What you have to do: From the data below, return all lines holding the string "сервер".

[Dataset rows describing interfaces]
• • • •

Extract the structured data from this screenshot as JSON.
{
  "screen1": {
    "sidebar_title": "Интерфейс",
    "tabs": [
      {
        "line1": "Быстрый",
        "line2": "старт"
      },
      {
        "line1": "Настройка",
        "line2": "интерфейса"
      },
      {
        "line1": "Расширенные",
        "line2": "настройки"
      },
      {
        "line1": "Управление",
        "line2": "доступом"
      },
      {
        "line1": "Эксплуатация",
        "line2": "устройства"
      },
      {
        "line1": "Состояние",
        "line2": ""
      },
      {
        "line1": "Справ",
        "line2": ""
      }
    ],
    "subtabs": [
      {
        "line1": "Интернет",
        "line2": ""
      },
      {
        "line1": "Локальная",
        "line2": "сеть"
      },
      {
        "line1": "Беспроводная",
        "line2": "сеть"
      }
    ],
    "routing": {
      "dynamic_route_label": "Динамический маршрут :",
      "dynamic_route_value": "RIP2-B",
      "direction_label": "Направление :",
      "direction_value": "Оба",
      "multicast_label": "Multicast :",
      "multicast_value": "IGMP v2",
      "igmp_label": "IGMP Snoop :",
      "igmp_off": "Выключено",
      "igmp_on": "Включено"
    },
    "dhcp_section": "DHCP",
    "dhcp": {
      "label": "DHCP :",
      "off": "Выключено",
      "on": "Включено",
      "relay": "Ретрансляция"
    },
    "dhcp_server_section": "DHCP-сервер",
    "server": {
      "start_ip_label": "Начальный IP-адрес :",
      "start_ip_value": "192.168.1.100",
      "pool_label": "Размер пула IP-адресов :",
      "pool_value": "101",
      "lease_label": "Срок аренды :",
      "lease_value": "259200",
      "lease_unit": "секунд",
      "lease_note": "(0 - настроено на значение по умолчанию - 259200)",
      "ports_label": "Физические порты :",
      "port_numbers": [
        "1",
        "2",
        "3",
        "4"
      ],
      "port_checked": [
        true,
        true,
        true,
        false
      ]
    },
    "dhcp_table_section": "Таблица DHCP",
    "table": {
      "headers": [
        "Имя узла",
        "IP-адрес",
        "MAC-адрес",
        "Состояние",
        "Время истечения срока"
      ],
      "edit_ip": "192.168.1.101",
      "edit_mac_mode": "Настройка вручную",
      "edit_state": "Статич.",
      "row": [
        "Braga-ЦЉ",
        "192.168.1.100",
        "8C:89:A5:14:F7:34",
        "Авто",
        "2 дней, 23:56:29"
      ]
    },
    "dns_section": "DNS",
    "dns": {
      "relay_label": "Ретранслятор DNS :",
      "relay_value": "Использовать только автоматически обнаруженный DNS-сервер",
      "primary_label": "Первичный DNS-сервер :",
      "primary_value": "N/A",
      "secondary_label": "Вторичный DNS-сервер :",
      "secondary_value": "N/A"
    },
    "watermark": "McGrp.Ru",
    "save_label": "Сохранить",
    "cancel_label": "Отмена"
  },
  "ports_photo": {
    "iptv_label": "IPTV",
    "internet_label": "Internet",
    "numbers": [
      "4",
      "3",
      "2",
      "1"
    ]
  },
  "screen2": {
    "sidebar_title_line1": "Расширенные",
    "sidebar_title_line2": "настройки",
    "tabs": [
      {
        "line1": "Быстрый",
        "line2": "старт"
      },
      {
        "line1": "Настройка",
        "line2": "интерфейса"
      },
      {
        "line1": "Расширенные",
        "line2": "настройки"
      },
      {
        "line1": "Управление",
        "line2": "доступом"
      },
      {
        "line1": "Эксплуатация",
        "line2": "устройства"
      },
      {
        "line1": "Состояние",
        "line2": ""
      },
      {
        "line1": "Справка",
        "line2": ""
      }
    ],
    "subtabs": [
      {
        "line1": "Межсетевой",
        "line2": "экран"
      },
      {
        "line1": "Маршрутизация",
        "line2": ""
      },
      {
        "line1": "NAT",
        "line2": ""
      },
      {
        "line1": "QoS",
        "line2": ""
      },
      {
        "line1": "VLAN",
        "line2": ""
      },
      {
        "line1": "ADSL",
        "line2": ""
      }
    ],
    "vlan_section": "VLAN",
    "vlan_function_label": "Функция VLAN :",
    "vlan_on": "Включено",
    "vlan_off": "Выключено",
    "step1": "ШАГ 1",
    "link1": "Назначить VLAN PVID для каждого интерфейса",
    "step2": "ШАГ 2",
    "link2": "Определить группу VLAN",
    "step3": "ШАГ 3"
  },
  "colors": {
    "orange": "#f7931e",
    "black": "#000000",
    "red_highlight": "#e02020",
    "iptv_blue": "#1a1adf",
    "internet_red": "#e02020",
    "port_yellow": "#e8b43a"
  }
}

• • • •

Solved exercise:
    "dhcp_server_section": "DHCP-сервер",
      "relay_value": "Использовать только автоматически обнаруженный DNS-сервер",
      "primary_label": "Первичный DNS-сервер :",
      "secondary_label": "Вторичный DNS-сервер :",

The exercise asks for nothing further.